Exercise objective: Where a line in the records below includes "Timeline", pull that line out.

-------

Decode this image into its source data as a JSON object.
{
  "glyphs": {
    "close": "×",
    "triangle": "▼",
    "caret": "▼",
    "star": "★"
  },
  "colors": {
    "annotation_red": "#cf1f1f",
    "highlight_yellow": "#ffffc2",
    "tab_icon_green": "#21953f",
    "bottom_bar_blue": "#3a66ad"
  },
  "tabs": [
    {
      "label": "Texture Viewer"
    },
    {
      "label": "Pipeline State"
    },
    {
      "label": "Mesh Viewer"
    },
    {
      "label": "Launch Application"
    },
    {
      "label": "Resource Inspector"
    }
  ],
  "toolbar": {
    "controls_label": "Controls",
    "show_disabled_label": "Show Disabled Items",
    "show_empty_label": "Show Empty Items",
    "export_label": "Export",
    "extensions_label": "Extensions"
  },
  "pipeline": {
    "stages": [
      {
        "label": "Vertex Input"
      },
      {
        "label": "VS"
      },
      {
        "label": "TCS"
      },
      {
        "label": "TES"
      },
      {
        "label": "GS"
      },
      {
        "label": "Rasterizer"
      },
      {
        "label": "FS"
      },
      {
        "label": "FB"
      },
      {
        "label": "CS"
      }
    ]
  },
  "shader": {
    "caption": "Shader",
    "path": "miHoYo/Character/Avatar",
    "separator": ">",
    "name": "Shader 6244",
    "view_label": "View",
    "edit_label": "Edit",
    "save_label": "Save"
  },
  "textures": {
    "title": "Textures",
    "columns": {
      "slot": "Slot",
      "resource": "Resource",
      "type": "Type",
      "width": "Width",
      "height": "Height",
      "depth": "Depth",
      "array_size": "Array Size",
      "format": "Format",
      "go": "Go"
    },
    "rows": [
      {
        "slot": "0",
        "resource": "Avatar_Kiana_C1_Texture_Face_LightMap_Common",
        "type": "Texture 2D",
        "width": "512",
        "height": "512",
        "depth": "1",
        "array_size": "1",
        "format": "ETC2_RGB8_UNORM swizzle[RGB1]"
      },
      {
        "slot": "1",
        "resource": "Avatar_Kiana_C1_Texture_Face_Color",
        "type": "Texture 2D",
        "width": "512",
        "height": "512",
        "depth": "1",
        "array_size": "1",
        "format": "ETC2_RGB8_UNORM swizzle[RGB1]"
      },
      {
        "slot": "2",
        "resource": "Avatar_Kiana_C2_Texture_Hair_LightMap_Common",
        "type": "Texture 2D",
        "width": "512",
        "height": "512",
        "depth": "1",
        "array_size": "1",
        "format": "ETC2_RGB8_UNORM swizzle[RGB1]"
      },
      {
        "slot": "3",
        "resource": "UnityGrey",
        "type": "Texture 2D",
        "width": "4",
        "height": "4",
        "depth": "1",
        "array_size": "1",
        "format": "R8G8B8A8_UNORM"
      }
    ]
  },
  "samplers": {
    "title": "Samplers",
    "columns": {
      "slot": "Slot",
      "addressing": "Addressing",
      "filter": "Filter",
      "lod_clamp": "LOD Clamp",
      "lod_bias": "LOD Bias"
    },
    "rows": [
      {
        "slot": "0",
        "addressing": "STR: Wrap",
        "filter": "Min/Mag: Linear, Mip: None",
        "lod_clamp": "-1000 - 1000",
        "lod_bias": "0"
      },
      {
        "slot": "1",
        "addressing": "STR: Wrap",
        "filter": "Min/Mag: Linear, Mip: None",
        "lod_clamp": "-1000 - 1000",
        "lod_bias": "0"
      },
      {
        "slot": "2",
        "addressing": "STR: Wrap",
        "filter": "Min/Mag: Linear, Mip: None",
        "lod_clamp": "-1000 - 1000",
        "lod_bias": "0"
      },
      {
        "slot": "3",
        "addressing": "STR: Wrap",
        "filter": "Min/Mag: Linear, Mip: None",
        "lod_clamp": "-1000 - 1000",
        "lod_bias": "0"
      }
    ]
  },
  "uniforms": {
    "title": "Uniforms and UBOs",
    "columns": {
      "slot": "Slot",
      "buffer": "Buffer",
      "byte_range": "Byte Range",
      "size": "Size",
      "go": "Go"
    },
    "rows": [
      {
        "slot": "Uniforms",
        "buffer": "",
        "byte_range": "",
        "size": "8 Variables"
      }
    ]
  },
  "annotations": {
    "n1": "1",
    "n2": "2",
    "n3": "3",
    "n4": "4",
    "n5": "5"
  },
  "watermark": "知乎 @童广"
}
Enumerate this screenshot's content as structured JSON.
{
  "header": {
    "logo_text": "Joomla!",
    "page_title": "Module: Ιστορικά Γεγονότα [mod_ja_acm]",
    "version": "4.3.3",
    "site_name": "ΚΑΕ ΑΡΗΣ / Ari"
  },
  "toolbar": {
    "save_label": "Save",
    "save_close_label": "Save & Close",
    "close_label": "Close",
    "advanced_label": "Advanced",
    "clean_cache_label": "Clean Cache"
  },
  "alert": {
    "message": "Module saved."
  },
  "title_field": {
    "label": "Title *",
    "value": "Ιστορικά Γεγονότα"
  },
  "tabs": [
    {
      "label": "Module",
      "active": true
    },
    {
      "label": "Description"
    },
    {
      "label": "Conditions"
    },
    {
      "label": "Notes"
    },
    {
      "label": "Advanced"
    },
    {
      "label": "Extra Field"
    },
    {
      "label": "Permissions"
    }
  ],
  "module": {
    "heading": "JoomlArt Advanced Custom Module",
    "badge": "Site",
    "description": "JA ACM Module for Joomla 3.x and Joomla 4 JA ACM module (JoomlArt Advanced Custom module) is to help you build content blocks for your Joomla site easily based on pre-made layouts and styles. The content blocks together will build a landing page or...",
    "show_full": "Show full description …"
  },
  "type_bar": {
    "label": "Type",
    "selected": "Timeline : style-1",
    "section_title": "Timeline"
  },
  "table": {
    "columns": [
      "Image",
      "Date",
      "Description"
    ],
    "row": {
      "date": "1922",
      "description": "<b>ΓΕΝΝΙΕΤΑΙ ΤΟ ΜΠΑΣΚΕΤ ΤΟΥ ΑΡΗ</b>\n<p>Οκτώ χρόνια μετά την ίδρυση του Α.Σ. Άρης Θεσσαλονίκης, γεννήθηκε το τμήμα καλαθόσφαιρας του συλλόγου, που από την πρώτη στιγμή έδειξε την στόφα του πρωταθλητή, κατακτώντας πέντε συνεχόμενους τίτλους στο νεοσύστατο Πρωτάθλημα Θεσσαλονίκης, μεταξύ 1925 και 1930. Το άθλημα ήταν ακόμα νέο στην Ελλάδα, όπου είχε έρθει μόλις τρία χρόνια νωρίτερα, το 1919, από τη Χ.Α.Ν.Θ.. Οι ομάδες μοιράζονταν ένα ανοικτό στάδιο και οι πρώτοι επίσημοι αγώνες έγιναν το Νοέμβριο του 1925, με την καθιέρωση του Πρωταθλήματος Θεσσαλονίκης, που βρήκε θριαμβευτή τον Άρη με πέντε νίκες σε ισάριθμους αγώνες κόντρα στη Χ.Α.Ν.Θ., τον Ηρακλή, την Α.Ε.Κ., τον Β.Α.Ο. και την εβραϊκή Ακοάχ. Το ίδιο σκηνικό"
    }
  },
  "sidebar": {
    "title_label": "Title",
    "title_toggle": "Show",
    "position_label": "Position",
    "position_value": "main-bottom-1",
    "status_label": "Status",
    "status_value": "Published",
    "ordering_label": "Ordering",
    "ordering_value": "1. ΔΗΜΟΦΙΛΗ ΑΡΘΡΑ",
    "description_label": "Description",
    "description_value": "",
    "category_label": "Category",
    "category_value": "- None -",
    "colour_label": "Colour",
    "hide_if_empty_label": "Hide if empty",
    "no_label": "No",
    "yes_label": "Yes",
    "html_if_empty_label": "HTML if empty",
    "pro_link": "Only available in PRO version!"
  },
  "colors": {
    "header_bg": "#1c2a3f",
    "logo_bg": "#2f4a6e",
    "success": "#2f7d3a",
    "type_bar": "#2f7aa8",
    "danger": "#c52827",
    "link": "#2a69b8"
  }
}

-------

Reply to the exercise:
    "selected": "Timeline : style-1",
    "section_title": "Timeline"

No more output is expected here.